Graves of American soldiers killed while fighting in Iraq, in Section 60 at Arlington National Cemetery in Arlington, Virginia.

Graves of American soldiers killed while fighting in Afghanistan and Iraq, in Section 60 at Arlington National Cemetery in Arlington, Virginia.

Update: John McCain’s campaign attempts to explain Gov. Sarah Palin’s statement about how much she loves to visit the “pro-America” parts of the country, but the clarification only further insults the suburbs and cities of America.  Guess she believes that the rest of the country outside of small towns don’t work in factories, teach children, contribute to food production or fight and die in America’s wars?

The McCain campaign is seeking to clarify a remark reported from a Sarah Palin fundraiser in North Carolina yesterday in which the Alaska Governor declared that she loved to visit the “pro-America” areas of the country — implying, implicitly, that there were some parts of the United States she viewed as not pro-America.

The reporter who broke the story, the Washington Post‘s Juliet Eilperin, sends over the following, extended quote from a more detailed version of the pool report.

“We believe that the best of America is not all in Washington, D.C. We believe” — here the audience interrupted Palin with applause and cheers — “We believe that the best of America is in these small towns that we get to visit, and in these wonderful little pockets of what I call the real America, being here with all of you hard working very patriotic, um, very, um, pro-America areas of this great nation. This is where we find the kindness and the goodness and the courage of everyday Americans. Those who are running our factories and teaching our kids and growing our food and are fighting our wars for us. Those who are protecting us in uniform. Those who are protecting the virtues of freedom.”
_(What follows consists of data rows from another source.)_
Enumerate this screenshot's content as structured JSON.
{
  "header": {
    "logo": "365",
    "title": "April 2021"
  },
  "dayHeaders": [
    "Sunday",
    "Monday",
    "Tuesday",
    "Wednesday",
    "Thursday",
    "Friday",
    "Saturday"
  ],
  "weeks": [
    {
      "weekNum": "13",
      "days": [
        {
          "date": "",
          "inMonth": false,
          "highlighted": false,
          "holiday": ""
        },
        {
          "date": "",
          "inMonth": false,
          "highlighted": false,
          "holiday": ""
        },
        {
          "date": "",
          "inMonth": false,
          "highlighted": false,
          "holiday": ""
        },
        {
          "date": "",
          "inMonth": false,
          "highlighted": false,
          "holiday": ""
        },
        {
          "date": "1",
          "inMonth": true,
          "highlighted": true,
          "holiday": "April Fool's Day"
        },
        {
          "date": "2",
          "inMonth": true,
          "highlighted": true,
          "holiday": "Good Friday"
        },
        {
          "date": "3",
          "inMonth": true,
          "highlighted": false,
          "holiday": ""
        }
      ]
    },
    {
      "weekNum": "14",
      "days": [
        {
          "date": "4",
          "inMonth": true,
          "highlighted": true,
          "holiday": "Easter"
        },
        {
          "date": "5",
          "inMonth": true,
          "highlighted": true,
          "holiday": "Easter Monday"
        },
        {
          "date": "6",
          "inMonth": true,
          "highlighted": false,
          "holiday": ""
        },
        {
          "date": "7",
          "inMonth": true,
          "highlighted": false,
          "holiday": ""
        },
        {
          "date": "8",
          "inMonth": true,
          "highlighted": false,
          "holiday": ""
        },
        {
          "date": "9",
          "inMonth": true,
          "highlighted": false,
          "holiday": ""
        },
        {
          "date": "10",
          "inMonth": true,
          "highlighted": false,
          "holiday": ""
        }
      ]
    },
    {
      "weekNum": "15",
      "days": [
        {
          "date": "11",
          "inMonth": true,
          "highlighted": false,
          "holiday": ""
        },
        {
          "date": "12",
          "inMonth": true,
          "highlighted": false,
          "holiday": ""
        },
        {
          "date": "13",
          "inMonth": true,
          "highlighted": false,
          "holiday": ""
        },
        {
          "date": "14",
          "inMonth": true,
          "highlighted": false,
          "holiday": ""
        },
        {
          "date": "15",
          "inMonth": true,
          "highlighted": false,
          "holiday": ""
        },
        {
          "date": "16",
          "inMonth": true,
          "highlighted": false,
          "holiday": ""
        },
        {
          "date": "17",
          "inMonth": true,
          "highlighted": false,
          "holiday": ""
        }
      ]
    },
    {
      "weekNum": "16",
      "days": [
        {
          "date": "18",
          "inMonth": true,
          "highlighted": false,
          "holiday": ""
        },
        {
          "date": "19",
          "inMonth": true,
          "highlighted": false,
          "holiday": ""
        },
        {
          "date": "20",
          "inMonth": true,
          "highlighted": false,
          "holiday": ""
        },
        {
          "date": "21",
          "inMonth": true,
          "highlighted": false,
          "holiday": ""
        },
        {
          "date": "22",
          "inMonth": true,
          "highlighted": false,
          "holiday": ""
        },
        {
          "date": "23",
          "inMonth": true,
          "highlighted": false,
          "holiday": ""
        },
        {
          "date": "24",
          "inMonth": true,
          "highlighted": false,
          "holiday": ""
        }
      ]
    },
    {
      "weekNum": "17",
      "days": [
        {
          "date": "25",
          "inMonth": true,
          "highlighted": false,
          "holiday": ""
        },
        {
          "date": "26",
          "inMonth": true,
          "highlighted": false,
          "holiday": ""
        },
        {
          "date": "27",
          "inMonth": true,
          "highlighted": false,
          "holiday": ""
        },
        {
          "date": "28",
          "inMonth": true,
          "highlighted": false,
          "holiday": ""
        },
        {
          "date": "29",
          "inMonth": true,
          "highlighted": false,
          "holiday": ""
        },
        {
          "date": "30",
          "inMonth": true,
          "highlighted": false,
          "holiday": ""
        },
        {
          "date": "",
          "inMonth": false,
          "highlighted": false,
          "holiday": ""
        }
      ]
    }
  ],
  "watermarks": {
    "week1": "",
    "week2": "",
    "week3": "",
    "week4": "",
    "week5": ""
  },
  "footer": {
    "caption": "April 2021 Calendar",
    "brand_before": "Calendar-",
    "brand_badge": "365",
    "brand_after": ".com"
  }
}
Not sure how much this helps Palin out. Is the VP candidate saying that small towns are more authentically American than, say, suburbia or cities?

As Eilperin writes: “The upshot? Washington D.C. is neither ‘real America’ or ‘pro-America.’ Other parts of the nation? It’s unclear, but if you live in a small town, you’re probably patriotic from Palin’s point of view.”

Palin Explains What Parts Of Country Not “Pro-America”